At today's I/O conference, Google Vice President of Engineering Dave Burke unveiled Android Pay, Google's new in-app and tap-to-pay mobile payments service. Payments will employ "near-field communication," or NFC, to allow users to pay for goods and services with a preloaded credit card by simply placing their phones near a merchant terminal.
Burke said that Android Pay will be available in over 700,000 stores, including Macy's, Bloomingdale's, and McDonald's locations, in addition working within apps such as GrubHub, Uber, and Groupon. Payments can also be authorized with a user's fingerprint. At I/O, Burke said Payments would be available "soon."
Burke said Pay "builds on work we did in previous Android releases," and indeed, Google first rolled out a payments service, then called Google Wallet, in 2011. But it never took off, as it wasn't available in many stores and a number of users didn't even realize they could make payments with their phone. Google recently acquired technology assets from SoftCard, formerly known as Isis, a mobile payments company founded by a consortium of wireless carriers. At the same time, Google made a deal with carriers to have Google Wallet pre-installed on phones. Google also has deals with the major credit card networks — American Express, Discover, MasterCard, and Visa — to support Android Pay.
Right now, Apple Pay is the clear leader in mobile payments from consumers to merchants. Apple Chief Executive Officer Tim Cook said in January that Apple Pay does $2 out of every $3 of contactless payments for MasterCard, American Express, and Visa. It has also successfully signed up major banks and merchants like Best Buy, Whole Foods, McDonald's and is available at nearly 700,000 merchant locations, Tim Cook said in March.
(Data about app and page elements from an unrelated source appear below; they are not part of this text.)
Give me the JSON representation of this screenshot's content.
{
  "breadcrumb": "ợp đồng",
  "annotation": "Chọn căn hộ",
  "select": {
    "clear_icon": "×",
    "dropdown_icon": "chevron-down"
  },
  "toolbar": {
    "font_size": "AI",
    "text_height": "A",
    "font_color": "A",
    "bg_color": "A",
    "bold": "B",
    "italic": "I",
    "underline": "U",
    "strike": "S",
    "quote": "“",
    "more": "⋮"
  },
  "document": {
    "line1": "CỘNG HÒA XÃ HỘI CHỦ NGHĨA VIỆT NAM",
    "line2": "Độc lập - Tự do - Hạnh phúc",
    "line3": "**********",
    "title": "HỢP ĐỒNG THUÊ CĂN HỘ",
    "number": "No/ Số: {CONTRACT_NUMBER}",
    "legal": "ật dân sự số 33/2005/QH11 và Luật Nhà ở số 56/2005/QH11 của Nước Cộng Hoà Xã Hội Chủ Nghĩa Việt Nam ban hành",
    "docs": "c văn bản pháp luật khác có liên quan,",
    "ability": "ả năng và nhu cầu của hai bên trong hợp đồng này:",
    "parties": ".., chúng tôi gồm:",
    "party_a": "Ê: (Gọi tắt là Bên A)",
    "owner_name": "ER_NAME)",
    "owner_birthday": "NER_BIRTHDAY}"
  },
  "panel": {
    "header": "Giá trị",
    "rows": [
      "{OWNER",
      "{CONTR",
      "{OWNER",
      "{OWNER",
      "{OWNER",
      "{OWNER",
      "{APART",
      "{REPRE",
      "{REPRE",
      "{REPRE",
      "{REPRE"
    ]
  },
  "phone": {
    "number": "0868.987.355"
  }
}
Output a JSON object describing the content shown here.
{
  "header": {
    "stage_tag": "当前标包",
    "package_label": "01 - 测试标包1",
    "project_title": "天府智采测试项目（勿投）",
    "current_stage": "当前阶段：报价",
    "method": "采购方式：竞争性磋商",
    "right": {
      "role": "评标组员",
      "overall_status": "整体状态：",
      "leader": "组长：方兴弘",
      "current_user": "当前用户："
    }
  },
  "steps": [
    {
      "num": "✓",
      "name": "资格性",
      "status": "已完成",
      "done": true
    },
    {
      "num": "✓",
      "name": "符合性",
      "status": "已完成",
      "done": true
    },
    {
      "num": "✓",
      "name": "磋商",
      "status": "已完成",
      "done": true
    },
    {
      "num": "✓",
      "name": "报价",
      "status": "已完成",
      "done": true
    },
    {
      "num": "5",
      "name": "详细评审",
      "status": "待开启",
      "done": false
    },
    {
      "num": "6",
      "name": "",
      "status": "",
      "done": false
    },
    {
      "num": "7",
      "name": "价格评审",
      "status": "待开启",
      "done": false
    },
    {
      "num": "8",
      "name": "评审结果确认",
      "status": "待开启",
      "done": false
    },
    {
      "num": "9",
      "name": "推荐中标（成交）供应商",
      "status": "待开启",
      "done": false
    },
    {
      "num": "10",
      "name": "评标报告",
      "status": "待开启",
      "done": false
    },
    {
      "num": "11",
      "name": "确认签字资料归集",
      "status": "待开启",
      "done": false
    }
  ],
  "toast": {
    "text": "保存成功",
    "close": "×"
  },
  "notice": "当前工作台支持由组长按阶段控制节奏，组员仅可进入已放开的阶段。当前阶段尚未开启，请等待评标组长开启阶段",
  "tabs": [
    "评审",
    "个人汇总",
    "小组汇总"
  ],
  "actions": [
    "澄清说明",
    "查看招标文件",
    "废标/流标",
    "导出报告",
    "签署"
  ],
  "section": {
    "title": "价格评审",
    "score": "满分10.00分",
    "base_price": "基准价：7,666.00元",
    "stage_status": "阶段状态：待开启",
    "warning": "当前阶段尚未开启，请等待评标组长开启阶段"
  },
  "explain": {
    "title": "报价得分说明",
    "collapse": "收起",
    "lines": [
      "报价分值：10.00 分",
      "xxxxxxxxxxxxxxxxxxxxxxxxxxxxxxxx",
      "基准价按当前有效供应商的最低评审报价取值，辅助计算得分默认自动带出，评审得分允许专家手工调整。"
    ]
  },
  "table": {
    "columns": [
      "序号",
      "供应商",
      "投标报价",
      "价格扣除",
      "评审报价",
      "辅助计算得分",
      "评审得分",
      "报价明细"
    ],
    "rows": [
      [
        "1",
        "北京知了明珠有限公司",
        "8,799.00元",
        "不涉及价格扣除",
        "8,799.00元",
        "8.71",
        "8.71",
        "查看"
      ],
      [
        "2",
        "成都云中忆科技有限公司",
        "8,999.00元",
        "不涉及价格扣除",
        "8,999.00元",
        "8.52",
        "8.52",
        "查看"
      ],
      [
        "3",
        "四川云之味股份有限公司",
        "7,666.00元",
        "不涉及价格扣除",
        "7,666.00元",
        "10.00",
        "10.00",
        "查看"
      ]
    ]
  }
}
But it's still a relatively small market. Forrester Research estimated that there were $52 billion of mobile payments in 2014, which includes in-person payments, payments done through mobile apps remotely, and peer to payments like Venmo). 22 percent of cell phone owners made at least one mobile payment in 2014, and a third of cell phone users between aged 18 and 29 did, according to a Federal Reserve survey.
The main reason people don't use mobile payments, according to the Federal Reserve, is that they're not noticeably more convenient than credit or debit cards. 75 percent of the respondents in the Fed survey said that it was easier to pay with credit or debit cards, and 59 percent said they were concerned about the security of mobile payments. Like with Apple Pay, Android Pay will not convey a credit card number to the merchant, and will instead receive what's known as a unique token for each transaction.